Totally White is totally hygienic and will do for modern corporate. As a perfume it is very into neutrality and smells like jasmine pressed under glass. There are outlines of flowers and it ends with a hazy orange. Also, I did not think it was obviously gendered. Its creators say it is “for women and for men”.
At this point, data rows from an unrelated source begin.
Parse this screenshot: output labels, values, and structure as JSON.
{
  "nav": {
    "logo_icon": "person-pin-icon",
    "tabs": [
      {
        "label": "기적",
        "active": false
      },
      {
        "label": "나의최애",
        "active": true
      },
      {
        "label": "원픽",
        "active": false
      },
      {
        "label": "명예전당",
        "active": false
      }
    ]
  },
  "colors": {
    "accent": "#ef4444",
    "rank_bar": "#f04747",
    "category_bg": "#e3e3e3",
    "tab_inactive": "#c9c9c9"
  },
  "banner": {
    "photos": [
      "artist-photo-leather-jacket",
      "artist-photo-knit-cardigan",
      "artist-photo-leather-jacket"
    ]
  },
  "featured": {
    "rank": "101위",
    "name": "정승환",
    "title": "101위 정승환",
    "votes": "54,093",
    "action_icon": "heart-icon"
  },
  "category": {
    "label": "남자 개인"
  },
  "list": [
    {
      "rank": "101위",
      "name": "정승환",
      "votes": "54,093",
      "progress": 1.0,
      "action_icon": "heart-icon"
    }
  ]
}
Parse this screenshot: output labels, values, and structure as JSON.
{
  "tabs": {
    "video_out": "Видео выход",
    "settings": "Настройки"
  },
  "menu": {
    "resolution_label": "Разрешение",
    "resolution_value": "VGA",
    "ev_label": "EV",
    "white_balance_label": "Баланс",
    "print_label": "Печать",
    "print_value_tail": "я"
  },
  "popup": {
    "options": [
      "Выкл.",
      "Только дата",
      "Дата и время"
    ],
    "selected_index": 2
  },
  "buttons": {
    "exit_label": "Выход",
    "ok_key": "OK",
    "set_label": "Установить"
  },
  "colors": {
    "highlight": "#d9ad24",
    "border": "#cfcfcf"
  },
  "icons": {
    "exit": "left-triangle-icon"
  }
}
I wore it to have patisserie with a girlfriend. “You smell like a girl,” she said. Finally, I asked for a perfume about shaving and was given Champ d’Influence by Les Eaux Primordiales. It’s based on perfumer Arnaud Poulin’s memories of watching his grandfather shave. “Each morning before school,” explained Poulin, “my parents would drop me to my grandparents’ house. There, my grandfather, while being a farmer, still took the time each morning to soap his face, then to apply a traditional shaving cream with a vintage shaving brush, finishing that routine with an aftershave balm. I’ve always wanted to recreate this precise and peculiar fresh smell – this fougère base with lemon notes, lavender, geranium and vetiver, so typical of the odours emanating from a barbershop. A very manly fragrance… ”
“It starts,” says Craven, “as he walks across the fields. It is very thick and dewy. Then he opens the gate and goes indoors, where his grandfather is shaving. And then we can sense the dampness of the hot water, the shaving brush and the steam.”And there is (for moi) a feeling of lavender without blasting you with lavender. A kind of image of lavender. The dry down is long, green and bitter. “There’s a very clever use of these new musks,” says Craven. “Lots of galbanum. Vetiver of course. Ginger, I think, gives it heat. Also, slight tobacco notes, nutmeg and orange as well. But very experimental. Working with molecules and a lot of blending and adjusting with the different musks and spices.”
It is a modern perfume with an old feeling. I thought it beautiful and wore it (sparingly) to tea with a Japanese girlfriend. “You smell like an ojisan,” she said. Ojisan means “uncle” or man in his fifties. Perhaps not the most flattering word for “man” in the Japanese language. By ojisan she meant man in his fifties, monied, suited, into sake, young girls, expensive cars.
Some weeks after sitting with Craven I realised I never asked him to find a perfume to suggest the “boy” or boyishness of a man. I know some men keep the schoolboy hair- cut. Or keep buying versions of the same jacket. But there isn’t much boy left by the time you get to 50 (in my opinion). And I can’t imagine what traces could work in a perfume. It might be a melancholy perfume if we are talking about lost youth. I have read that the scholar Robert Burton classified the different types of sadness in his Anatomy of Melancholy. This would be a bittersweet type. But if you are at peace with the passing of youngness into whatever follows, then letting go has its own, very special beauty and strength.
All fragrances available here, with thanks to James Craven. Taken from Issue 50 of 10 Men – BOYHOOD, MAN, EVOLVE – on newsstands now.